Your task is to copy every line of the entries that contains "alphabetical".
:::
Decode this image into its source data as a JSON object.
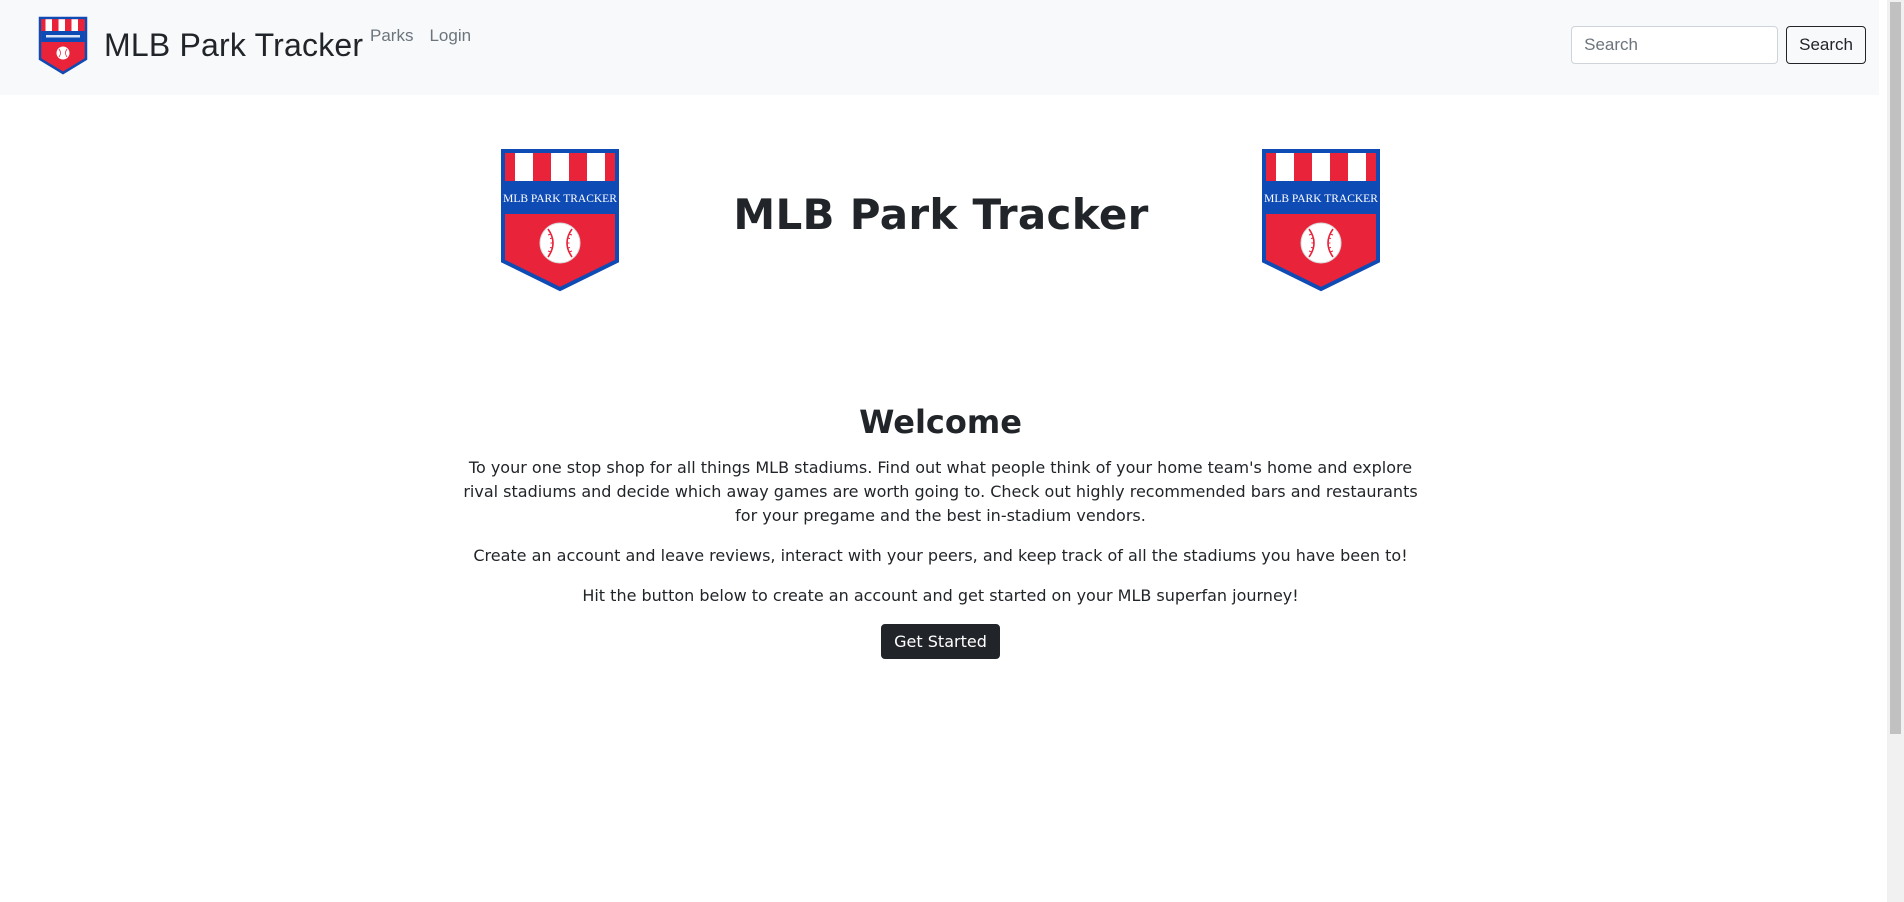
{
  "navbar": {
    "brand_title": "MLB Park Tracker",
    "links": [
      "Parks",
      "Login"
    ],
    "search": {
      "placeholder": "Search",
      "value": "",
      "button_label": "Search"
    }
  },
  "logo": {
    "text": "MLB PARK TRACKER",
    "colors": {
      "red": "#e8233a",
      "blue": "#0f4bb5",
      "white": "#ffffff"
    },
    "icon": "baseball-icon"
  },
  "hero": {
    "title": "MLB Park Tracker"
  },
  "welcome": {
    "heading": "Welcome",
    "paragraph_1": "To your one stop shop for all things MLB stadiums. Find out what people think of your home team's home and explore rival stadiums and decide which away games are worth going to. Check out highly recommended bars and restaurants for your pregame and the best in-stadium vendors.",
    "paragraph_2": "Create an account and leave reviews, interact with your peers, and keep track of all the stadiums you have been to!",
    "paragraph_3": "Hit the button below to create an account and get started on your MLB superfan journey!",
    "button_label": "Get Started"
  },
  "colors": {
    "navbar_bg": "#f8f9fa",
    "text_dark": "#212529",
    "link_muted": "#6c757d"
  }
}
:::
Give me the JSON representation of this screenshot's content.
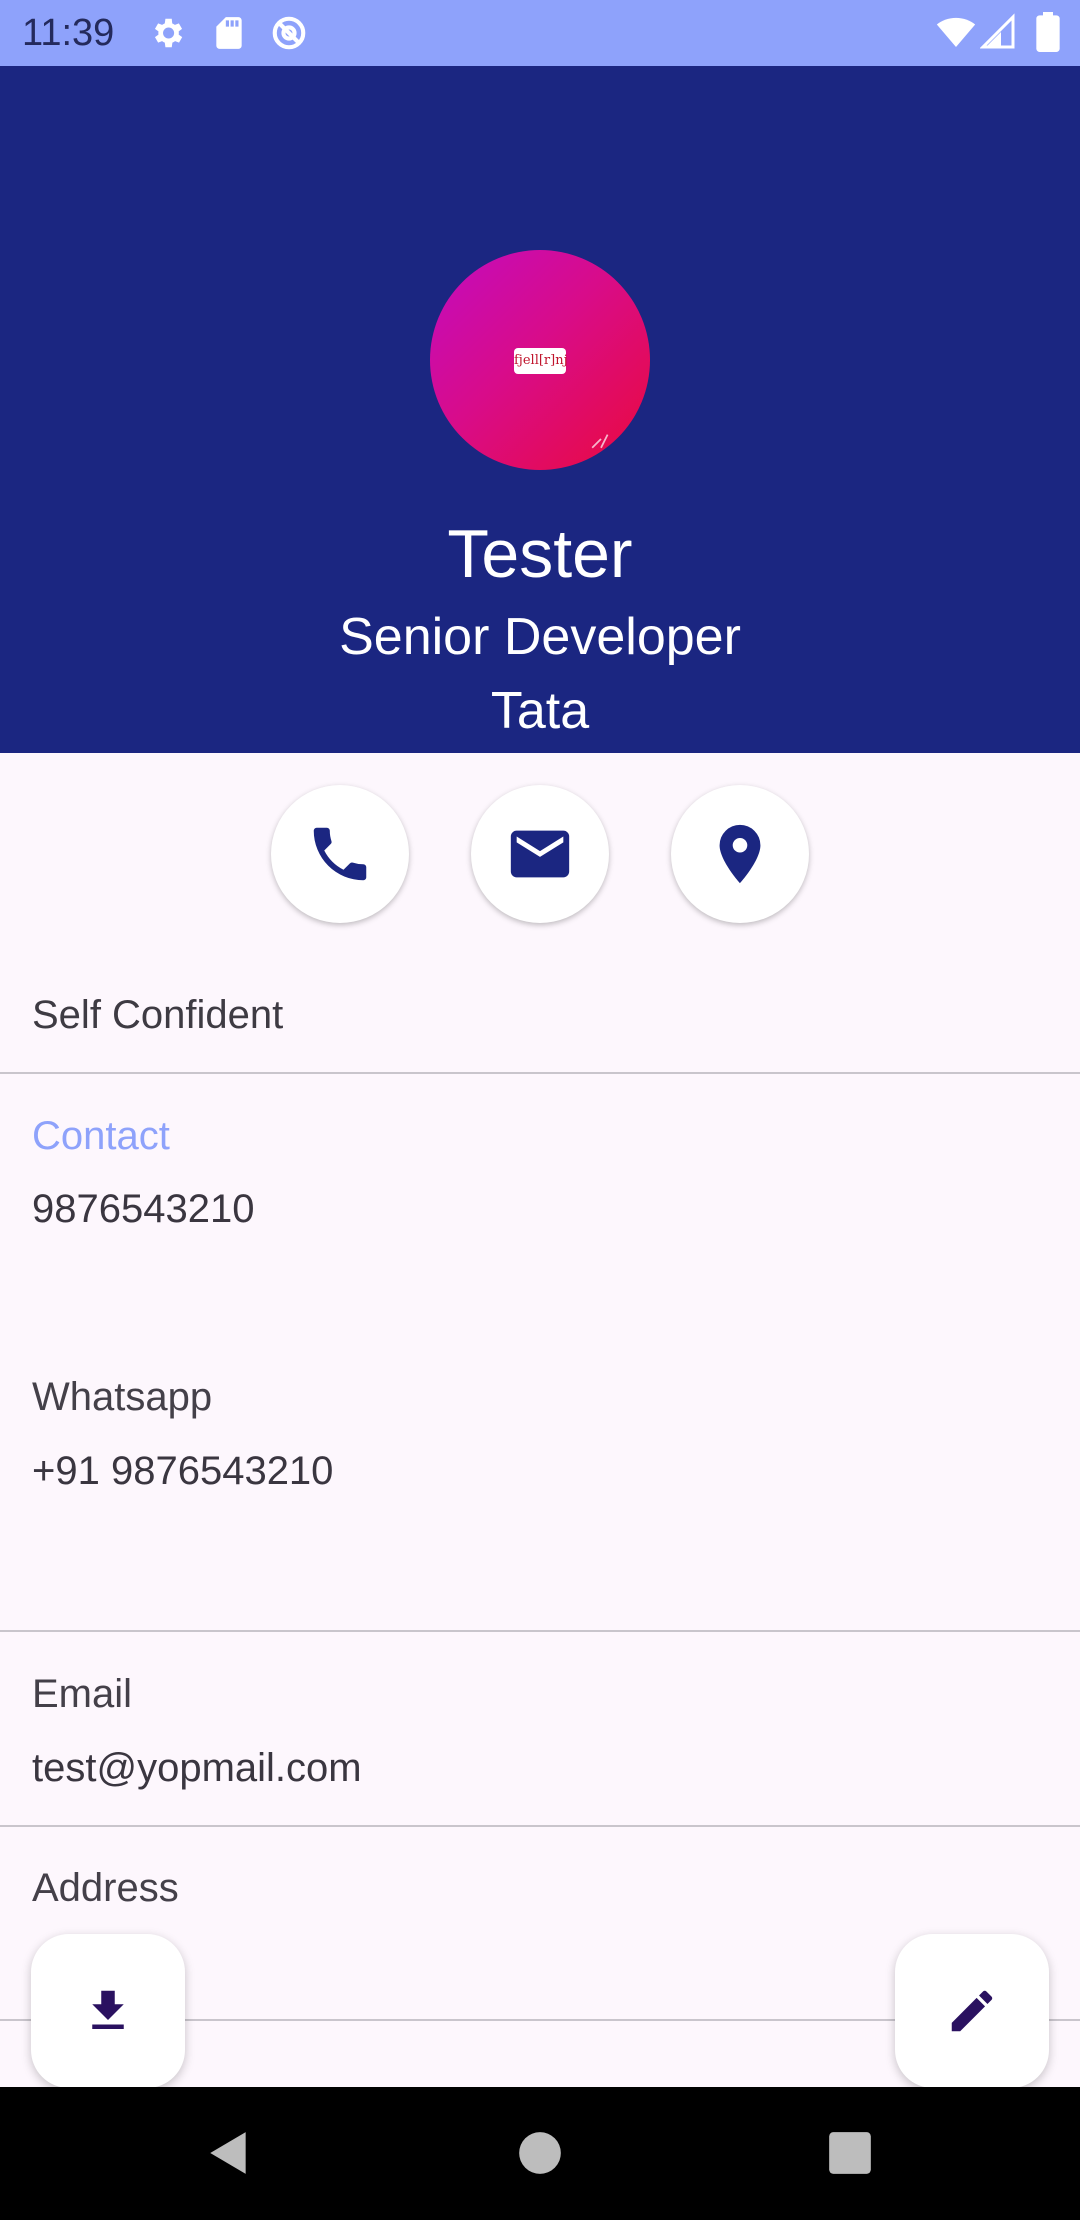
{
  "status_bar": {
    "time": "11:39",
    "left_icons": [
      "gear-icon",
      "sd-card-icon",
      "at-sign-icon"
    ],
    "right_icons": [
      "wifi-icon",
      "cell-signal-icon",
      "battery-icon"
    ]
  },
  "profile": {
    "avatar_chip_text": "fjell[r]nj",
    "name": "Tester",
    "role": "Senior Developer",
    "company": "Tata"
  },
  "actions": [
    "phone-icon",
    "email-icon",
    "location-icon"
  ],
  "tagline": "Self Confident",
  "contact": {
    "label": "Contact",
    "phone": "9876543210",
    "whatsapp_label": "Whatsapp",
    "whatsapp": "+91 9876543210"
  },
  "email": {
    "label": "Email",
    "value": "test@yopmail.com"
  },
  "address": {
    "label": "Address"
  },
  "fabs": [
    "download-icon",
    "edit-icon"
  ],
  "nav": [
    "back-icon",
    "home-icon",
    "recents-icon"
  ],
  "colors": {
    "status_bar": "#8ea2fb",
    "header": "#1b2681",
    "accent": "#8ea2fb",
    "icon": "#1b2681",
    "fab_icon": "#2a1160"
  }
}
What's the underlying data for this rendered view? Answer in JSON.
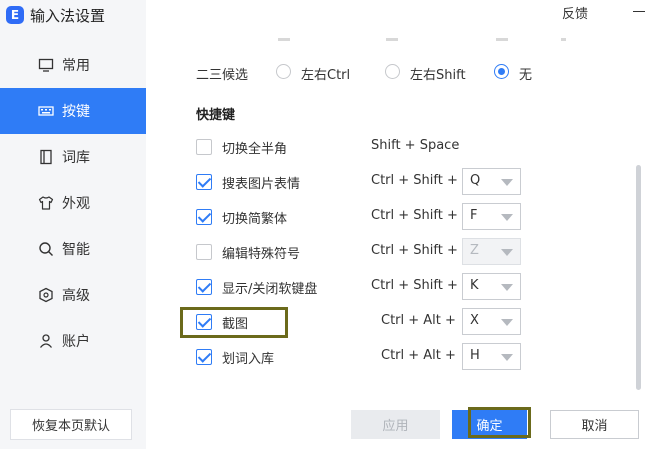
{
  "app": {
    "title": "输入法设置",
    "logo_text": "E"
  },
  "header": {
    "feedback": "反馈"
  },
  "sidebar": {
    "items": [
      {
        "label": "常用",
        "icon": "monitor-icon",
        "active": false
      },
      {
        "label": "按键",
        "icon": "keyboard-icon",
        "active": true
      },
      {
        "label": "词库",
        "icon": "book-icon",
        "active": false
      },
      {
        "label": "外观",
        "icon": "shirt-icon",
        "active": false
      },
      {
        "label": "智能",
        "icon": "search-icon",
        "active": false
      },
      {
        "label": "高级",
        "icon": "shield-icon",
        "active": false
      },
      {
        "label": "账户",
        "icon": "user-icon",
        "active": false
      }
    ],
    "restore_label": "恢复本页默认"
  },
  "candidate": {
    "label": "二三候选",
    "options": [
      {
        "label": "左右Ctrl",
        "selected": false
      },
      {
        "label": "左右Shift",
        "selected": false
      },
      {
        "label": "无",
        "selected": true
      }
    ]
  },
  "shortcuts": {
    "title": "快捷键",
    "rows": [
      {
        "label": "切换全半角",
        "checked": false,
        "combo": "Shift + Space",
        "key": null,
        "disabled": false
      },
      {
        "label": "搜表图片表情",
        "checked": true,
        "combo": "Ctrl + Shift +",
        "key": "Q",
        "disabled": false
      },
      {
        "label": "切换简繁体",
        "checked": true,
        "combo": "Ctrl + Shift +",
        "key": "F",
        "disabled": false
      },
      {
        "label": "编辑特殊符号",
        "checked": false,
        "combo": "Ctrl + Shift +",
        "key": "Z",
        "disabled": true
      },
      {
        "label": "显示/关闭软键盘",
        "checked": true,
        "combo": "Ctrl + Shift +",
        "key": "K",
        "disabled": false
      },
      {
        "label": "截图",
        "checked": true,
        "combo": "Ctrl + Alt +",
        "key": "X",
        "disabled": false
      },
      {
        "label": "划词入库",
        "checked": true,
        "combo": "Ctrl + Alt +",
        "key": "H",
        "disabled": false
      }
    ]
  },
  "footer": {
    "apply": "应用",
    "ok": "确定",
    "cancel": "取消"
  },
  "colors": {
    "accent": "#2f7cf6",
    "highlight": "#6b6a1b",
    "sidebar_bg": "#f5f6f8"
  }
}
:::
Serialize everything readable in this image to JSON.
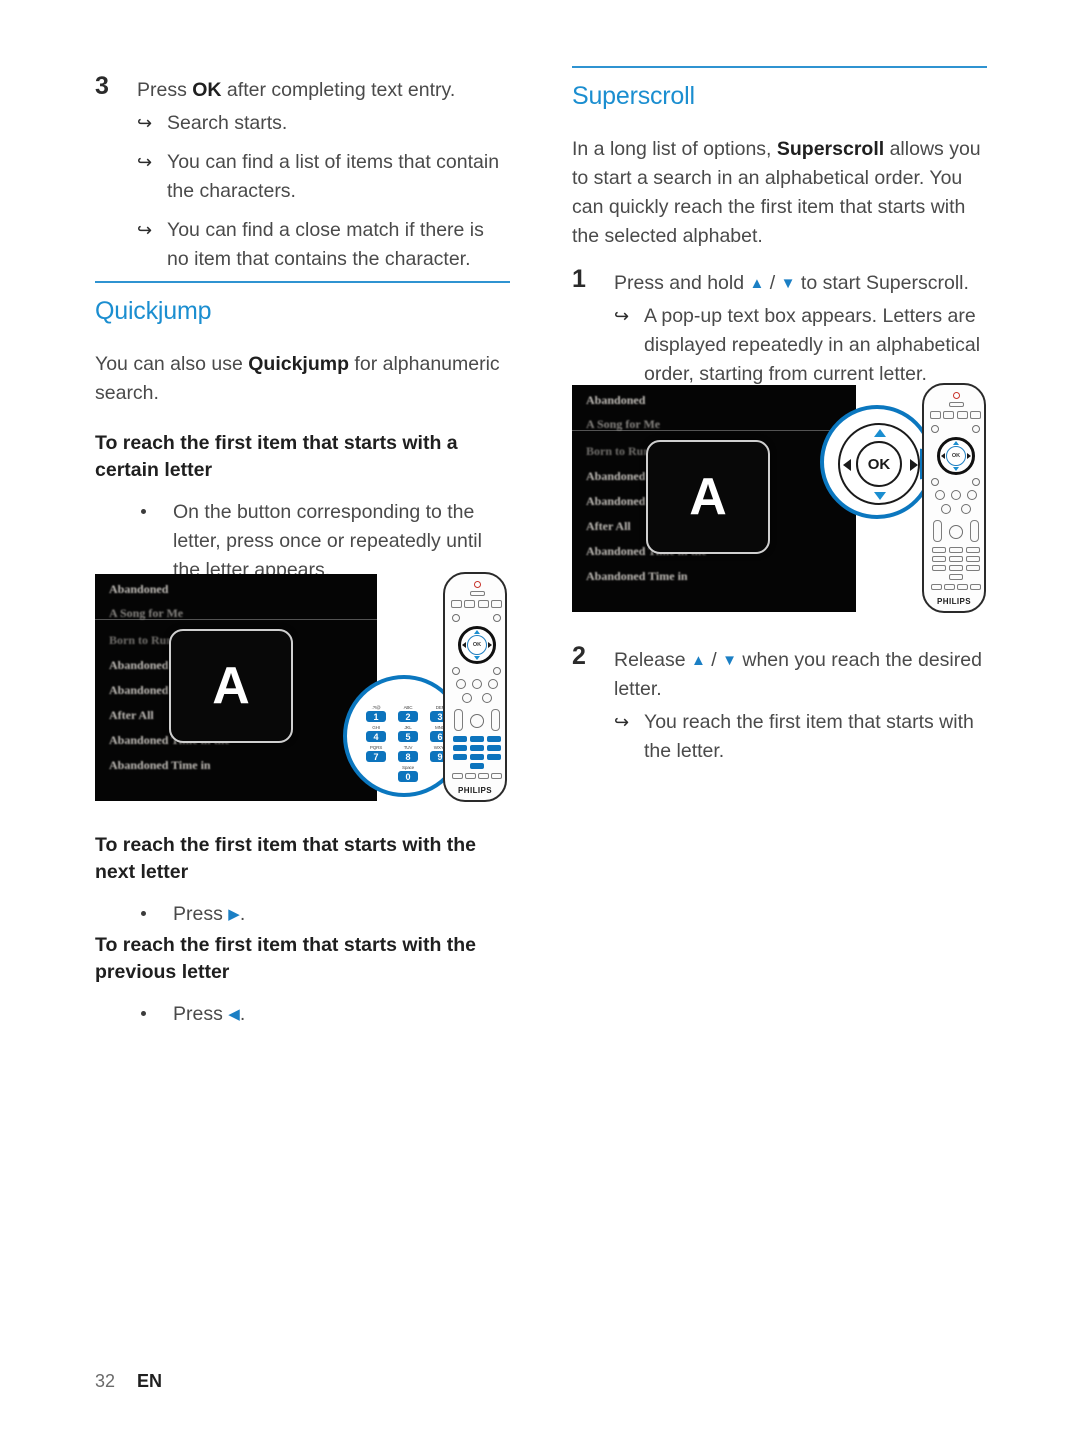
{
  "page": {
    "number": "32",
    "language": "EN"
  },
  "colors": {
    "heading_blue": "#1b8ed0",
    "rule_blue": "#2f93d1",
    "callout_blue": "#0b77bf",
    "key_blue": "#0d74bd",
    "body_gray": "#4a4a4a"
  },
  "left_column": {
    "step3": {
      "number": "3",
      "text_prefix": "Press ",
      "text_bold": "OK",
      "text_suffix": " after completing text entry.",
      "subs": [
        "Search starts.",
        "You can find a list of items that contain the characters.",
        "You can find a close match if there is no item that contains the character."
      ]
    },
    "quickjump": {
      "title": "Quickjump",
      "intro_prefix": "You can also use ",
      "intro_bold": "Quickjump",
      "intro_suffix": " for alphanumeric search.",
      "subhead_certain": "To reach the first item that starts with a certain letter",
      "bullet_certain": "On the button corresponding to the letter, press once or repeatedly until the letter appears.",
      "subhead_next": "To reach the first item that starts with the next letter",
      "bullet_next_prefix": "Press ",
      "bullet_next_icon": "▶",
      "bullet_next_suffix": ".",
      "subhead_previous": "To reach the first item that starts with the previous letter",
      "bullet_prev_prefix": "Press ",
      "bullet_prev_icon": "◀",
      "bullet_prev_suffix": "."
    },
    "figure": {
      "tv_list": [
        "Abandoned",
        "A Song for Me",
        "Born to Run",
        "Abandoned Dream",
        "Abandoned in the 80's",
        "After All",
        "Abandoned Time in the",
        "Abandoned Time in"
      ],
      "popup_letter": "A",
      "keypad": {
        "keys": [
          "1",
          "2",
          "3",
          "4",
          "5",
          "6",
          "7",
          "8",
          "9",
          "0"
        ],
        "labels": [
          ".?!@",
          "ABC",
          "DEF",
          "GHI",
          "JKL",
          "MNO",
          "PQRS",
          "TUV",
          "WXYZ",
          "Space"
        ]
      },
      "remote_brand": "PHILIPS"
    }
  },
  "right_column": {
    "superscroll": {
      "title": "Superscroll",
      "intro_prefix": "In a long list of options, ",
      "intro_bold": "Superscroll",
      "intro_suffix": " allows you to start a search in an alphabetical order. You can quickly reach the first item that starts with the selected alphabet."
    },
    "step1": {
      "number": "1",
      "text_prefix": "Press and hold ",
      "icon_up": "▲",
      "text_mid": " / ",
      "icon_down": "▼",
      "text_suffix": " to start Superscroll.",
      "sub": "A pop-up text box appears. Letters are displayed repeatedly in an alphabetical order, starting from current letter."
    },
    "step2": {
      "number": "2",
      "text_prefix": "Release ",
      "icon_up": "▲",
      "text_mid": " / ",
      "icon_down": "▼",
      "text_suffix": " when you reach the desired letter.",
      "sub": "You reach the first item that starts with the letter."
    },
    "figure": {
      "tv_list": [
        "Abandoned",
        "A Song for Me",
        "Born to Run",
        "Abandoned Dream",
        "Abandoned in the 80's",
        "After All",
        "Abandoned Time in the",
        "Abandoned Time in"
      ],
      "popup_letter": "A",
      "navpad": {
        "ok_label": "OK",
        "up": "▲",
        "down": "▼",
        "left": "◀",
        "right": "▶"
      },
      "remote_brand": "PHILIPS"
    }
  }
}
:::
• [Finished exercise]
      "intro_suffix": " allows you to start a search in an alphabetical order. You can quickly reach the first item that starts with the selected alphabet."
      "sub": "A pop-up text box appears. Letters are displayed repeatedly in an alphabetical order, starting from current letter."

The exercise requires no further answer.